■ Task instructions ■
Search the data below for the word "date" and copy each line that holds it.

■ Recorded information ■
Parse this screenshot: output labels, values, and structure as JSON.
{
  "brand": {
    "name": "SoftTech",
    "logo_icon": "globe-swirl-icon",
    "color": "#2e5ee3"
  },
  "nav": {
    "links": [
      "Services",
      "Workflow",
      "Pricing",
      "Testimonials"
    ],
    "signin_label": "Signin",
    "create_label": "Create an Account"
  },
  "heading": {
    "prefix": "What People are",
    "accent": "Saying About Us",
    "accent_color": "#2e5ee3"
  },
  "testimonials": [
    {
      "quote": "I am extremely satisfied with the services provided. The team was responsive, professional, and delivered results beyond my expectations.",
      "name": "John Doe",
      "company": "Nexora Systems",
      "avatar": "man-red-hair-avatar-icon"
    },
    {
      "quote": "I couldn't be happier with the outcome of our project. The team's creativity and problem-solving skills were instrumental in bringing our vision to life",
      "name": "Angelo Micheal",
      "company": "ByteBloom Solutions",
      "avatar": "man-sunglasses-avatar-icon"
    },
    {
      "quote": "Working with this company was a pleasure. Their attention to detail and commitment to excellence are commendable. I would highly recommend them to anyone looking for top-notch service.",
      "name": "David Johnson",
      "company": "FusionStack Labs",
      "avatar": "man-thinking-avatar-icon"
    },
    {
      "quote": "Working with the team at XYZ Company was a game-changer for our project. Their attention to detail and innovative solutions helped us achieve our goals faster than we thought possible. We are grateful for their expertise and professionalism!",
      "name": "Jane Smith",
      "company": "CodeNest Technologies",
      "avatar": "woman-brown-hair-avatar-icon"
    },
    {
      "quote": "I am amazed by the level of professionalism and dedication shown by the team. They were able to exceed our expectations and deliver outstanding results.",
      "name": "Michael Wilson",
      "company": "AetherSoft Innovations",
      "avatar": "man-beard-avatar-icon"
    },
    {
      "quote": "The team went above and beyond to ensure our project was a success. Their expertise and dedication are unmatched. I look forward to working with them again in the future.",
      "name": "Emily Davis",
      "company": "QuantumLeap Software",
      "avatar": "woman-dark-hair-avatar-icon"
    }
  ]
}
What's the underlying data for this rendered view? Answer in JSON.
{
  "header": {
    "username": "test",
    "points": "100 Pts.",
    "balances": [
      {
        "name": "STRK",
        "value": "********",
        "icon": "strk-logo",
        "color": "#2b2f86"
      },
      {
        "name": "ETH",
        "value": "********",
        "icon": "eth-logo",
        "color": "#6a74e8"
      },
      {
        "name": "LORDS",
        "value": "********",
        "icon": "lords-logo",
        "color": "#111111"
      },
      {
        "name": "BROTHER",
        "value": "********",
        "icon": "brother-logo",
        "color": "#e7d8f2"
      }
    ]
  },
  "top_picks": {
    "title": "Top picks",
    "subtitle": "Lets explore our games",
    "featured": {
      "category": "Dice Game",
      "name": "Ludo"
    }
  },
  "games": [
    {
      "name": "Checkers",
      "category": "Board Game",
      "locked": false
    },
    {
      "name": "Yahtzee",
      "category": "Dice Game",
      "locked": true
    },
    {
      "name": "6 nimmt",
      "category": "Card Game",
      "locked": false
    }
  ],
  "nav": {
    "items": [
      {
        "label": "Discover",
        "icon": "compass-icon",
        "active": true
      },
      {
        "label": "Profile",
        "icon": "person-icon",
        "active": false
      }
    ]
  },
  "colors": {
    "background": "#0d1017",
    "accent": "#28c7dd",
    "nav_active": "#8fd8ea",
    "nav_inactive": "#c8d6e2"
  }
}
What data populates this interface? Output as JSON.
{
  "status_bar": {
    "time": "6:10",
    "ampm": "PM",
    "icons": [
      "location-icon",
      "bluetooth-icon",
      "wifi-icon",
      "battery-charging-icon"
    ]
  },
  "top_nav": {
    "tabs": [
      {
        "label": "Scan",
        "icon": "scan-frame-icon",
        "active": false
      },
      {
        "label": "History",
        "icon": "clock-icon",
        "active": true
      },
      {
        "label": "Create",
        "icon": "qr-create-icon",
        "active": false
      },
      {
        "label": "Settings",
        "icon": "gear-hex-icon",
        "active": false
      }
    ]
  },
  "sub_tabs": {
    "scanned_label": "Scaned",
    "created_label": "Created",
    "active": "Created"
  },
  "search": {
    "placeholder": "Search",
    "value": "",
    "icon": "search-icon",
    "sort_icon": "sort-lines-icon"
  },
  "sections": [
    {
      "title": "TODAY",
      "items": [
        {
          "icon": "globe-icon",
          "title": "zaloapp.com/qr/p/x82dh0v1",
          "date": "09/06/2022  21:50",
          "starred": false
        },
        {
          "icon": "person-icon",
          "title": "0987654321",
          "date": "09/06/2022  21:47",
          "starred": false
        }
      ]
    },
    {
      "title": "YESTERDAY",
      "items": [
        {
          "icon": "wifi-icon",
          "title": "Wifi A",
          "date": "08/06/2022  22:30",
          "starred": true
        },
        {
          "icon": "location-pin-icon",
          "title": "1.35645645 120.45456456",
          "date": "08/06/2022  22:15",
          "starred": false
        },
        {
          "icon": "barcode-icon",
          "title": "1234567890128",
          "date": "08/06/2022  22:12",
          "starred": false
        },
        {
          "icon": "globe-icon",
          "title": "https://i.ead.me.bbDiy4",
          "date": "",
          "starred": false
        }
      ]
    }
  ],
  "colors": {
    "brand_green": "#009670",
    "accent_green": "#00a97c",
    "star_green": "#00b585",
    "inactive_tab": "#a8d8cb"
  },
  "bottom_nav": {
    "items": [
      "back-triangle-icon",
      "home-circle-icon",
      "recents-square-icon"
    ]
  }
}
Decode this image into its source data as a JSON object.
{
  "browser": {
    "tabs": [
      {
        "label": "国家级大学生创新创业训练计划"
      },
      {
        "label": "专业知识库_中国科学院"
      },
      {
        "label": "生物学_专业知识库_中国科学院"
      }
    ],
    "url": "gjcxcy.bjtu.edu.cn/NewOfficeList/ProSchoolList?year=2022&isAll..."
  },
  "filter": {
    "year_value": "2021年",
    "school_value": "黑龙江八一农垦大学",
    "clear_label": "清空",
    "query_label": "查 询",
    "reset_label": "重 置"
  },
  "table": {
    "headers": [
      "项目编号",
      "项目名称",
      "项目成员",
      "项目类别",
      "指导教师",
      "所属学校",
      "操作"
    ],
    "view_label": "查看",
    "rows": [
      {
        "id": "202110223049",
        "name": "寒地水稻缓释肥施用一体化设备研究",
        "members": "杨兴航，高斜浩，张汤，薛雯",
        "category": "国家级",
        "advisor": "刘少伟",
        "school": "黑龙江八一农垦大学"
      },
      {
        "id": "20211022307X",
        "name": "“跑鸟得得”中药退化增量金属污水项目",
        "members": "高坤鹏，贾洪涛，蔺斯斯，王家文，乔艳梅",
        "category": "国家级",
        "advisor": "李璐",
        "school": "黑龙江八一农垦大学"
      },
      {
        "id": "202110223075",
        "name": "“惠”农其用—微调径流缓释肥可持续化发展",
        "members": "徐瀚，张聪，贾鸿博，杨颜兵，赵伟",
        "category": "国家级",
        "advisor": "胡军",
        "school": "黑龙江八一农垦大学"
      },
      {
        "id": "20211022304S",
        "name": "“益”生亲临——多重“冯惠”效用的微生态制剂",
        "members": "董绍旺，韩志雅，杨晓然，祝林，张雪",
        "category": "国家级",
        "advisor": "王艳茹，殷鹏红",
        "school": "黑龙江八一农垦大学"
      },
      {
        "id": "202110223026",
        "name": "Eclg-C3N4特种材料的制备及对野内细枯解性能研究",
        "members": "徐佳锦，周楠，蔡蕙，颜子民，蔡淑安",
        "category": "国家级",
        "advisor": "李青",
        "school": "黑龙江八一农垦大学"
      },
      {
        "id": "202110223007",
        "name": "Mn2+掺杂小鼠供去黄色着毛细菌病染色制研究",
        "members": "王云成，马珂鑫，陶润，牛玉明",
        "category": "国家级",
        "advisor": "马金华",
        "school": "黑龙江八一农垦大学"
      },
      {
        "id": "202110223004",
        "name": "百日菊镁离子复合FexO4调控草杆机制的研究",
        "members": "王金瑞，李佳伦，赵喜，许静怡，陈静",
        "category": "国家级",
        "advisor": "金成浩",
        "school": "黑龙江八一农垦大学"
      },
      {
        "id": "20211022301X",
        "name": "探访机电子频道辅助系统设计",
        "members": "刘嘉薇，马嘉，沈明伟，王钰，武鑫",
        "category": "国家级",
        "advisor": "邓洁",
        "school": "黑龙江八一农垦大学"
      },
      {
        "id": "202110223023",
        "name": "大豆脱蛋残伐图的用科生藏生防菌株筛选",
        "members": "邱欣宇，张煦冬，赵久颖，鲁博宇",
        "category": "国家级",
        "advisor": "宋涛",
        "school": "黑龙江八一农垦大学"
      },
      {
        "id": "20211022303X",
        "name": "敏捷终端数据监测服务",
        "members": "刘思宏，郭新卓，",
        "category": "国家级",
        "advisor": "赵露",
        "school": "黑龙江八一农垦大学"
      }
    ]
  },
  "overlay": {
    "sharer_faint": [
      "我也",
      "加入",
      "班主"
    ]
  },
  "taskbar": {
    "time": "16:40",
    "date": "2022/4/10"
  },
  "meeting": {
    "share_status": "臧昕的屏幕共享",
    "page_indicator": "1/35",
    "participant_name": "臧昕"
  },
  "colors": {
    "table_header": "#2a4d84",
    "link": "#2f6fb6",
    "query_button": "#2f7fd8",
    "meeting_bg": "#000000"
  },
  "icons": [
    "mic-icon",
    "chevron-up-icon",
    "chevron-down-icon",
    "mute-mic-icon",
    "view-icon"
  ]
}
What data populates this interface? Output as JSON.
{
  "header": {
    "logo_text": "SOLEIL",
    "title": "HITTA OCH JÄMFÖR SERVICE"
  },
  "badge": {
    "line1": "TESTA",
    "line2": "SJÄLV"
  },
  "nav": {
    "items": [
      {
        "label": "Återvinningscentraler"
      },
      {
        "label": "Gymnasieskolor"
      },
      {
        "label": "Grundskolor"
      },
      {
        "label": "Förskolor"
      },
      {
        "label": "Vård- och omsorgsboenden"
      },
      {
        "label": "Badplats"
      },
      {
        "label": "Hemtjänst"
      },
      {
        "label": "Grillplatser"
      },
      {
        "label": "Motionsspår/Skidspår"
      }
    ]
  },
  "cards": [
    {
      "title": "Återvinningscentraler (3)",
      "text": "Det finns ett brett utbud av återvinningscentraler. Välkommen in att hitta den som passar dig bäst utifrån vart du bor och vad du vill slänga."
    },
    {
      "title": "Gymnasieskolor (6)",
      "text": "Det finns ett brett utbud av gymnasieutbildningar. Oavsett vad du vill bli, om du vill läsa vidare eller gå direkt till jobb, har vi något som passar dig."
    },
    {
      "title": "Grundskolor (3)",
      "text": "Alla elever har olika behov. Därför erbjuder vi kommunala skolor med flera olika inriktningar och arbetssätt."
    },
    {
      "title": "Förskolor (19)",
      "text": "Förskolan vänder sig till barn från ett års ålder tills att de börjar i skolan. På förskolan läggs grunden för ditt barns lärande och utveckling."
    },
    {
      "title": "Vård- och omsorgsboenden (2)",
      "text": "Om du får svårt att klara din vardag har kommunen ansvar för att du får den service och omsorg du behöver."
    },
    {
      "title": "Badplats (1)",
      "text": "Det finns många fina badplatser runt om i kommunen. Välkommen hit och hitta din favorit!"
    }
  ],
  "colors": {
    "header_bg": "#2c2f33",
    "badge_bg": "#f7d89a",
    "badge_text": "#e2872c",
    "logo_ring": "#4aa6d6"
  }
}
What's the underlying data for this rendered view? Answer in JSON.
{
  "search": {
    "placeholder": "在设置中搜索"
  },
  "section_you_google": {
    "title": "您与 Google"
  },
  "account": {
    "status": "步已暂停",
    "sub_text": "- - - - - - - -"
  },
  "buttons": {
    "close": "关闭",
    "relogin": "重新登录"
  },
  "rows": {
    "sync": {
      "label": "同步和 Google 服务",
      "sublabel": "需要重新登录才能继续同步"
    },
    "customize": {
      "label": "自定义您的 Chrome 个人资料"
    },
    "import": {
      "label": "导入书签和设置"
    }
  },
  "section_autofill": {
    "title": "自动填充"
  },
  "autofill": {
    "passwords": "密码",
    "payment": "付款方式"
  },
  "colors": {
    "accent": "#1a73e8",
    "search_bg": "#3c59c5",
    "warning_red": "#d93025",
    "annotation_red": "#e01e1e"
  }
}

■ Problem solution ■
          "date": "09/06/2022  21:50",
          "date": "09/06/2022  21:47",
          "date": "08/06/2022  22:30",
          "date": "08/06/2022  22:15",
          "date": "08/06/2022  22:12",
          "date": "",
    "date": "2022/4/10"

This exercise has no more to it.